In 1932, the kidnapping of the Lindbergh baby outraged Americans so much that Congress enlarged the role of federal law enforcement and increased penalties for kidnappers who operated across state lines. They were tired of people finding loopholes and ways around being severely punished for their crimes. In a like manner, many child predators roam from state to state. So the question is, should federal authorities take over all criminal prosecutions of those charged with harming minors? After watching this special and seeing the statistics, it is apparent that congressional action is needed again. It is more than clear that children have become targets, and now with the use of the Internet, something needs to be done.

This brings me to my issues with some of the sections of the Catholic Church, which have become the epitome of concealment. These offending clergy, who represent a fraction of the priesthood, are in essence destroying, even murdering the lives of so many young children, and nothing is being done about it. These sections of the Catholic Church are almost enabling sex offenders to become repeat sex offenders by keeping secret and protecting the clergy who should be prosecuted to the fullest extent of the law. They should not be protected under the covering of the Catholic Church. For example, there is no question, based on civil depositions, that Cardinal Law of Boston and Cardinal Mahony of Los Angeles allowed child-molesting priests to continue working on their watch. Children were being repeatedly raped by priests, the Cardinals turned a blind eye and these atrocities continued. Yet the cardinals were not charged with aiding and abetting and the local authorities joined in turning a blind eye in fear of indicting a powerful cleric.

I think that any adult, including clergy, charged with harming a child younger than 16 years of age should be tried in a federal court and sent to a federal prison. No probation, no therapy or counseling, but charged with a felony, and sent to a different type of prison. Each convict would be housed alone in a cell and mandated to do hard labor six days a week. The prison would be located in an isolated location, and there would be no parole, no TV, no weights and no amenities. Now, they can have the counseling and therapy there at the prison, after they finish their hard labor for the day. But a mandatory sentencing would be immediately applied. No three-strikes-or-we'll-wait-to-see-if-they-molest-or-rape-another-child-before-we-consider-a-harsher-punishment, but a set mandatory sentence. This would eliminate judges such as Edward Cashman or John Connor from handing down any further sentencing catastrophes.

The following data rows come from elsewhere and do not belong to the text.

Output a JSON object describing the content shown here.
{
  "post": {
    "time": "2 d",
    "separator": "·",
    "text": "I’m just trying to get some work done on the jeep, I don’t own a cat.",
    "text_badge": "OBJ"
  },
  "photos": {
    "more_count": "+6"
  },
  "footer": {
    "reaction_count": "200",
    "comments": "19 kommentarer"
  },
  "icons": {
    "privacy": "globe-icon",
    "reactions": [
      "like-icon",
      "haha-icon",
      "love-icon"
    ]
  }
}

In addition, I would want there to be some type of red flag applied to everything that is associated with the ex-child molester once released from their mandatory sentence. Much more than having them register as a sex offender on a site such as registered Once convicted of child molestation, it should not be kept secret, nor protected under some privacy law. Every time they apply for a job, especially if attempting to work with children, some type of notification should take place. So when they are asked the question have you ever been convicted of a felony, their answer would have to be yes. They shouldn't (in my opinion) be allowed to work anywhere near children. Schools, day cares, after school programs, etc. should be completely off limits.

The reason we even have a federal government is to protect all Americans, and children are the ones who need the most protecting. To properly care for our children, we owe them some form of extreme penalty and the power of the federal government to deal with adults who commit these evil acts. However, for this to work, the judicial system must function correctly. It would have to make a dramatic improvement from the wrongful convictions that are consistently handed down today.

People on Capitol Hill can talk about how much they love children until they are blue in the face. However, if they don't do anything, if they don't take the necessary steps to keeping our children safe, then all that talking means absolutely nothing. Children are precious gifts, and those who wish to harm these priceless gems should be sent a very strong message: If you hurt a child, you will not get away with it.